"It is a pretty insidious thing PTSD. It really holds people back. I find those moments when we sit around and debrief are probably just as important as what we do during the day. I am no therapist. I am just a horse guy. It just so happens that what I do seems to help people."
Mr Brodie does everything in his own time at his own expense and wants to grow the program. Which is why he is in the process of starting a not-for-profit organisation called Horse Aid.
He is driven by all the tears and gratitude from people telling him how the program has saved their life. And many go on to work with horses. Some volunteer with Riding for the Disabled while others have started their own businesses.
Among them is Isaac Adams who did the program in 2017. "I served in Afghanistan in 2011 and was looking at different therapies. I was going through some treatment with a psychologist and was finding it difficult to deal with some of my experiences," he said.
Mr Adams found out about Mr Brodie after rescuing a horse from a sale that would have ended in it becoming dog food.

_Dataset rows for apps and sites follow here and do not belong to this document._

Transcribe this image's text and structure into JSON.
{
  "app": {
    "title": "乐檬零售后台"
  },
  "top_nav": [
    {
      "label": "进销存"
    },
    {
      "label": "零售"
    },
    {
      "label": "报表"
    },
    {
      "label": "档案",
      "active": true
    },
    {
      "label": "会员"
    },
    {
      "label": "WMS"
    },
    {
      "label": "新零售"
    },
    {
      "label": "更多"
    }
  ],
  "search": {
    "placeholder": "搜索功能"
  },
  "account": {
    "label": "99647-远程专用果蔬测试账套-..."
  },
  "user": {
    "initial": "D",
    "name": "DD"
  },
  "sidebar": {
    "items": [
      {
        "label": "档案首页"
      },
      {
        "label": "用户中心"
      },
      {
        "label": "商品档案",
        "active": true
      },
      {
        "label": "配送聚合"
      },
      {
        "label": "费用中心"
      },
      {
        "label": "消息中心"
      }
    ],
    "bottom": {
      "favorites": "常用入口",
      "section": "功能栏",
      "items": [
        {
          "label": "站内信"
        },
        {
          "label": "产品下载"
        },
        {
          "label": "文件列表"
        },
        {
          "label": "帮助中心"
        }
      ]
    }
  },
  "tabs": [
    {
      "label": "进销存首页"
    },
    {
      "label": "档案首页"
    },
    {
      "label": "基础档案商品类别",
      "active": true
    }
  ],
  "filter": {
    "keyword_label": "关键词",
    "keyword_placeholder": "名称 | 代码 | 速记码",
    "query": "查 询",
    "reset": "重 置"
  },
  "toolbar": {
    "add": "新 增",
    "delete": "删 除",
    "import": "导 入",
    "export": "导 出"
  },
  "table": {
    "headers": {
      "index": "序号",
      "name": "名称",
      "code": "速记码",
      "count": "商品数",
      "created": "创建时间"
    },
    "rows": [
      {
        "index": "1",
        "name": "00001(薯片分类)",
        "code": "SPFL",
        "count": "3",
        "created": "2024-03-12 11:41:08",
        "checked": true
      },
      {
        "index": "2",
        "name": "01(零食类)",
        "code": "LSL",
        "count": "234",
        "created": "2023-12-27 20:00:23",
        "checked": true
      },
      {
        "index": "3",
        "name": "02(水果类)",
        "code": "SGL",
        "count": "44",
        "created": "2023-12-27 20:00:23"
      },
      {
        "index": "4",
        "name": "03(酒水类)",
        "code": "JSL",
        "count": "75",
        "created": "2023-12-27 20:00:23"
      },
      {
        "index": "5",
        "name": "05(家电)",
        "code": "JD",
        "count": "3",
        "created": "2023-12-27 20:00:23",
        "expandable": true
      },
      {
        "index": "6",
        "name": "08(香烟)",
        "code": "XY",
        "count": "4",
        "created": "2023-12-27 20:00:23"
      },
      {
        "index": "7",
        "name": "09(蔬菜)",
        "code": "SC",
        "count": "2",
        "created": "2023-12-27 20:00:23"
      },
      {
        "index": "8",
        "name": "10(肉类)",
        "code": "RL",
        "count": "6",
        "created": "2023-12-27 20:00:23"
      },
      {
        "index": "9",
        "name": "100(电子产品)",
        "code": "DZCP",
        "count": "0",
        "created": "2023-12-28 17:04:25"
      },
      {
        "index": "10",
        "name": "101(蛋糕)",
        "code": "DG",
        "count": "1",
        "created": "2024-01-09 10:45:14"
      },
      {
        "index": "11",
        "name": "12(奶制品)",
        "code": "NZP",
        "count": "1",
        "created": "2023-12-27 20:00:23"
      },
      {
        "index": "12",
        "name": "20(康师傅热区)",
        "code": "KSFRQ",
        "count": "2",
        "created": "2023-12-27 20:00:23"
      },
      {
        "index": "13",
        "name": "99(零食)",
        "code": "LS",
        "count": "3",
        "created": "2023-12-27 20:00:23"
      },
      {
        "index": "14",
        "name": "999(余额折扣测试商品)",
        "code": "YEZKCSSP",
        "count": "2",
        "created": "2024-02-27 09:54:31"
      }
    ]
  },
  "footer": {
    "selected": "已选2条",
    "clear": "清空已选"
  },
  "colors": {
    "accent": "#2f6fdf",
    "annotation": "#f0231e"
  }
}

"It really took me back. I thought about how I was in a pretty desperate place and how those horses were in a pretty desperate place. I decided I wanted to teach myself horsemanship."
Mr Adams was told about Mr Brodie from a couple in the racing industry.
"I arrived very wired and aggressive. He said 'mate you can do as much or as little as you like. Just come and hang out'. He gave me a couple of thoroughbreds to work with."
Mr Adams had never been around horses before but after three months, one horse he trained found a new home with the police. Last year Mr Adams moved from Camden to Queensland where he started a similar program called Healing With Horsemanship.
"I work with kids from defence families and veterans. I am giving back what Scott gave me. I loved my service in the military and I am proud to have fought for my country but when I came back I didn't know how to deal with my experiences. I also see that in thoroughbreds. The tools Scott gave me to help these horses I was able to use myself. That is what makes this so different to equine therapy or anything else. I have tried lots of things and this program works."
Originally from Maroubra Mr Brodie was working for Racing NSW with a thoroughbred retraining program at the time.
He had already left the police force after being heavily involved in the mounted police operation for the Sydney Olympics. He was even sent to Atlanta in 1996 to see how the mounted police were deployed.
Mr Brodie was also involved in starting a program teaching prisoners how to work with horses at St Helliers Correctional Centre near Muswellbrook.
Meanwhile he still runs his own business training horses and instructing riders in classical dressage
The Healing is being produced by Nick Barkla and was to be premiered at the 2021 Melbourne Documentary Film Festival until the COVID lockdown in Victoria.
Mr Brodie said he has retrained and rehomed more than 1000 horses and more than 100 veterans have been involved with the program at Helensburgh.